The clan role remains paramount, but inter- and intra-clan divisions are deep, and successive proposed reconciliation meetings have yet to take place. This reflects both the government’s attempts to influence the process and fundamental disagreements between clans and sub-clans over representation. Territorial disputes with the self- declared Republic of Somaliland in the contested borderlands of Sool and Sanaag continue to affect Puntland’s fragile clan-consensus, especially the representation of Dhulbahante and Warsangeli clans in the new parliament.
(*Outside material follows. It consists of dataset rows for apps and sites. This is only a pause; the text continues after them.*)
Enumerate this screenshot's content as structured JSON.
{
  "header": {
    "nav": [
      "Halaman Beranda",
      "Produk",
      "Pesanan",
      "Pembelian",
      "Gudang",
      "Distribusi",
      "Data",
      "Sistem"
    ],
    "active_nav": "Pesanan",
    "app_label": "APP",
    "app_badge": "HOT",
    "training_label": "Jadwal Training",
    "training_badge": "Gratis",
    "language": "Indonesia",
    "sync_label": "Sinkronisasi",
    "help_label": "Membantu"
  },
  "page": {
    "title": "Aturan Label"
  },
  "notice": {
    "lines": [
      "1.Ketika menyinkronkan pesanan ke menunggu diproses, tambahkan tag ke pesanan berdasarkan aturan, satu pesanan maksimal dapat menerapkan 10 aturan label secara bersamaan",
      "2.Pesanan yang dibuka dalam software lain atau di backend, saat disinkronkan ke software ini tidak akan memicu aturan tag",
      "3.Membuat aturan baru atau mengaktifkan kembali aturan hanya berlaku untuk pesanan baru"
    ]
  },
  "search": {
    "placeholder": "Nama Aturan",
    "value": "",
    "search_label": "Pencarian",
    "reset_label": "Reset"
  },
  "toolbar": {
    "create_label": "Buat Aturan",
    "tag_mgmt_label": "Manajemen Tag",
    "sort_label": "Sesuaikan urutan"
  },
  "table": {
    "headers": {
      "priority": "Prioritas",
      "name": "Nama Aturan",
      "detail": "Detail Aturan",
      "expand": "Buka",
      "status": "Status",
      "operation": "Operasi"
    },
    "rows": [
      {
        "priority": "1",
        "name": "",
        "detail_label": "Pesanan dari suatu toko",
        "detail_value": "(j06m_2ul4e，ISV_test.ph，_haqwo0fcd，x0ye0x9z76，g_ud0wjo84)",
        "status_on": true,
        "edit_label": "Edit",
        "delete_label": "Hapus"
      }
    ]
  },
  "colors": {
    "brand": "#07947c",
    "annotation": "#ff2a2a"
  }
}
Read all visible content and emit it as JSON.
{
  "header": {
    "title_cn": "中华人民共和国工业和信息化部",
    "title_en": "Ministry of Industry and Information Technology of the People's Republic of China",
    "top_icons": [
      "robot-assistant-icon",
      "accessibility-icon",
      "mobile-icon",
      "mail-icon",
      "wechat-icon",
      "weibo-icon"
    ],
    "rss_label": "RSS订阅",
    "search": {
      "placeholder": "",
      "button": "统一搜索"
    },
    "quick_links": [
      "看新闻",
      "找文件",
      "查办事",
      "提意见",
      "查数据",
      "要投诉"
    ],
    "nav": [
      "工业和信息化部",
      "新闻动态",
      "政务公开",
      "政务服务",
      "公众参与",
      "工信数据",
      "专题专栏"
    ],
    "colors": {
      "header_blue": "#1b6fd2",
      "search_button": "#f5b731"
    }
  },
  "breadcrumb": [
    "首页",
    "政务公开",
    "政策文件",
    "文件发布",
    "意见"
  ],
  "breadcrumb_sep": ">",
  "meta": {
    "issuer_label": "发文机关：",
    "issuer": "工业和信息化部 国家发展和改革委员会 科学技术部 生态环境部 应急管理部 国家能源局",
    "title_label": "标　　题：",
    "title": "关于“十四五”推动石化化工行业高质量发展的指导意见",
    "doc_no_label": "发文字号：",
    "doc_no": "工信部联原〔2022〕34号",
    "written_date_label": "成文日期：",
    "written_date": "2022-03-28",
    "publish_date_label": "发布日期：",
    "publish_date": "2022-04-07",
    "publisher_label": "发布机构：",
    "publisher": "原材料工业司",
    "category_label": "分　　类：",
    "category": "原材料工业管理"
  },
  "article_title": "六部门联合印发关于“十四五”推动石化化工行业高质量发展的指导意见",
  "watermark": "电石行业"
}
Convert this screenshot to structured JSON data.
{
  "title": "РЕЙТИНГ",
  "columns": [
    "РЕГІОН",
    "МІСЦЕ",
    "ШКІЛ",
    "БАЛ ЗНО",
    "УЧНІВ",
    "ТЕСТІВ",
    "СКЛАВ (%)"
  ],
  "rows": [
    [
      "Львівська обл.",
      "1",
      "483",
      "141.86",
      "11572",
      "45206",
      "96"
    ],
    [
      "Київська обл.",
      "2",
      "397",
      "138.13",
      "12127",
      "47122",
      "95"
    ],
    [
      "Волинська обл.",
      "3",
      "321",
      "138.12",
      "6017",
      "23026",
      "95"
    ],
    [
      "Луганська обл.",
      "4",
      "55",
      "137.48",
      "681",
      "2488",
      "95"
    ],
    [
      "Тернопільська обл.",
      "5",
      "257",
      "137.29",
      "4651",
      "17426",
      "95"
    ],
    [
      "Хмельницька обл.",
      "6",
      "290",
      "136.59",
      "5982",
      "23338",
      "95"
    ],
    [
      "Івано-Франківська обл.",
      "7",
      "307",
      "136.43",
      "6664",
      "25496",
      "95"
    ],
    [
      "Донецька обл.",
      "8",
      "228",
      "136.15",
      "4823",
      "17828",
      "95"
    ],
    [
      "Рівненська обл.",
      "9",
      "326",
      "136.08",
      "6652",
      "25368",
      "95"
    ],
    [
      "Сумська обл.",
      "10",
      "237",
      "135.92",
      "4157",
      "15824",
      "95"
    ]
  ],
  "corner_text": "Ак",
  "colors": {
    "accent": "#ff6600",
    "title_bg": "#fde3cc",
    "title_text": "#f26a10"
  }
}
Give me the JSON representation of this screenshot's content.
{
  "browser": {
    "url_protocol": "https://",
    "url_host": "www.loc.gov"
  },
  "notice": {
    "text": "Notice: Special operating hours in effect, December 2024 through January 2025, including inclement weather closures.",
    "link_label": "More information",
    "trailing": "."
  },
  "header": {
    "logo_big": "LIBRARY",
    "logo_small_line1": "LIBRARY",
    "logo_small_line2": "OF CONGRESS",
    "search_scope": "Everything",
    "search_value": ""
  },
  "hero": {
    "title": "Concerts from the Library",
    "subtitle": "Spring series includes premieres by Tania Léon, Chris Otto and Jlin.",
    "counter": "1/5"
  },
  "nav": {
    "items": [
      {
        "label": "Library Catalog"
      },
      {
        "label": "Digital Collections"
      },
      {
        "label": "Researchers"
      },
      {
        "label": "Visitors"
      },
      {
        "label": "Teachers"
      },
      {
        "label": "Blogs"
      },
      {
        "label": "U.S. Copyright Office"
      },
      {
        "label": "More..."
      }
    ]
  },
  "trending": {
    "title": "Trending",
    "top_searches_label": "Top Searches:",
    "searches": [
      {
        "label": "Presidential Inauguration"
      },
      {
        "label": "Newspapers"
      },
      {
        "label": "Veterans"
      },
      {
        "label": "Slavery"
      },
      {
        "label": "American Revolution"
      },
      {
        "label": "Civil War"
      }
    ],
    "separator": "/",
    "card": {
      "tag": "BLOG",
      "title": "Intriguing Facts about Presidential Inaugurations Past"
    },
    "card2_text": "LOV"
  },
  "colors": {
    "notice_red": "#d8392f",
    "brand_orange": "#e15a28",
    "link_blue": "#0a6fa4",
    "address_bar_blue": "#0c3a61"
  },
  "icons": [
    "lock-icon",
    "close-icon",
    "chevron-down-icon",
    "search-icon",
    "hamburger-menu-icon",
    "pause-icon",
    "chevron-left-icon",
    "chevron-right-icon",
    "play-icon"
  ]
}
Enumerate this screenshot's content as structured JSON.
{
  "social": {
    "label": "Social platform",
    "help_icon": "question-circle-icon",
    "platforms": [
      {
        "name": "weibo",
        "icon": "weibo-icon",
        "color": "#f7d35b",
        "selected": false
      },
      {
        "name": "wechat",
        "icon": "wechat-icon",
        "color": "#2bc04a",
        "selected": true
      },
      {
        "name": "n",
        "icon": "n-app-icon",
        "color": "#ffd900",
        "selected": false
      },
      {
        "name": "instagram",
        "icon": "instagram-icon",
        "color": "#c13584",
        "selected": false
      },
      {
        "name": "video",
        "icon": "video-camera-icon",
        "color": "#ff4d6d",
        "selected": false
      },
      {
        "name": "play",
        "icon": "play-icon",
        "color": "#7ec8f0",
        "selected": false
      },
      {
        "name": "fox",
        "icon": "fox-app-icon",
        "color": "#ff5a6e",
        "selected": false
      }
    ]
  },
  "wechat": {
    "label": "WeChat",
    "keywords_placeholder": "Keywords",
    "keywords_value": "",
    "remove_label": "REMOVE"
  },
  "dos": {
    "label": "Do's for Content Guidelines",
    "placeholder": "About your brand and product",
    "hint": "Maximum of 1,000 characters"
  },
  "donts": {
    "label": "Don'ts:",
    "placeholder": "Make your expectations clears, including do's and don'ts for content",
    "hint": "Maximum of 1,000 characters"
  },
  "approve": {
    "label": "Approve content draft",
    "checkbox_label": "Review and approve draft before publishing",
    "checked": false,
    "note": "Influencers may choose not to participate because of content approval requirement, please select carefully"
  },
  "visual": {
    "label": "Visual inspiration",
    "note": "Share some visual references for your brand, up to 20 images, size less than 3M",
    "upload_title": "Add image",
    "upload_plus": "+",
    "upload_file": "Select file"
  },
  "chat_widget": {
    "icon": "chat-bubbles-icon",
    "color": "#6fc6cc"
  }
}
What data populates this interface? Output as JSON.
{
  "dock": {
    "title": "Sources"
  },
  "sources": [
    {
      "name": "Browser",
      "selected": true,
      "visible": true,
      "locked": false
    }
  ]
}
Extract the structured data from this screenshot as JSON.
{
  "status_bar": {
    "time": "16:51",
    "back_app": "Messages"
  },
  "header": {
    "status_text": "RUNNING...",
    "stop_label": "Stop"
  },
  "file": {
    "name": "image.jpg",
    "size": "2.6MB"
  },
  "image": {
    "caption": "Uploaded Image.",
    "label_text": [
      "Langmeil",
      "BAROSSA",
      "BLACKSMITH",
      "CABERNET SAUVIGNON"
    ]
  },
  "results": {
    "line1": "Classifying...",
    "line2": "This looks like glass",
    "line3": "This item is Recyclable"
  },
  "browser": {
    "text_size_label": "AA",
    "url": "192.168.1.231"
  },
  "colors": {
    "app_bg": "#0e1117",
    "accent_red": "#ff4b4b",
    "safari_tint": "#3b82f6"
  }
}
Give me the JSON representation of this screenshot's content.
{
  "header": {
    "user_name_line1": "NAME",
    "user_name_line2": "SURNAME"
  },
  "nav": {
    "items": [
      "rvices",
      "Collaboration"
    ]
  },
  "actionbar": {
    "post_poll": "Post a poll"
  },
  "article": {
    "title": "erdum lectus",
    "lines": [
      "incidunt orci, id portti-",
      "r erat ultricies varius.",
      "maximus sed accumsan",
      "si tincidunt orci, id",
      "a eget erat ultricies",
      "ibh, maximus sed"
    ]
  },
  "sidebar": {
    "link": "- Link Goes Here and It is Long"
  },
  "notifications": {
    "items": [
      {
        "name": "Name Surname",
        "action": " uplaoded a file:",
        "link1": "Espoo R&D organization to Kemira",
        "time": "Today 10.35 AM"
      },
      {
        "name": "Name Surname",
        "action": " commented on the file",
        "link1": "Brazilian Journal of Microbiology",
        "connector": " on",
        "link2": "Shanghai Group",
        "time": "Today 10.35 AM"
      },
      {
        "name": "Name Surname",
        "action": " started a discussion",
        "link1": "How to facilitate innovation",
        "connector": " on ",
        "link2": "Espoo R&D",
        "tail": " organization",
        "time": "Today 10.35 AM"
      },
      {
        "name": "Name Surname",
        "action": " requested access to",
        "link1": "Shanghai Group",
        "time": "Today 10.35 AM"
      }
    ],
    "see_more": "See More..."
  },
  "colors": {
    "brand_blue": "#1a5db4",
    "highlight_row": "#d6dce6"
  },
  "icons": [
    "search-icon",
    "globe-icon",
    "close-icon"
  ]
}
Elections bring these complex territorial and political issues to the fore, exacerbating clan cleavages and providing opportunities for extremists, as surely will be the case in many other parts of Somalia as well.

To avoid a constitutional crisis and ensure a shift toward a more inclusive system of representation, the Puntland state government should:

  • make transparent the role and internal processes of the Conflict Resolution and Reconciliation Committee (CRRC) charged with reviewing parliamentary candidates, including consultations with clan elders and candidates on nomination of its members;
     
  • issue a statement confirming that political associations that successfully registered to contest the cancelled 2013 local elections will be allowed to resubmit their registration applications the next time direct elections are scheduled without being subject to further process or fee requirements; and
     
  • commit publicly to reinstitute the local democratisation process, once the January presidential selection is concluded.

    The UN, U.S., UK, EU and other key international partners should:
     
  • engage closely in supporting a restarted democratic transition, through both technical assistance and symbolic acts, including public statements of support; and
     
  • promote an inclusive all-Puntland constitutional review process, involving all key stakeholders, to align the federal and Puntland constitutions equitably, emphasising the importance of supporting local election processes.

Nairobi/Brussels, 19 December 2013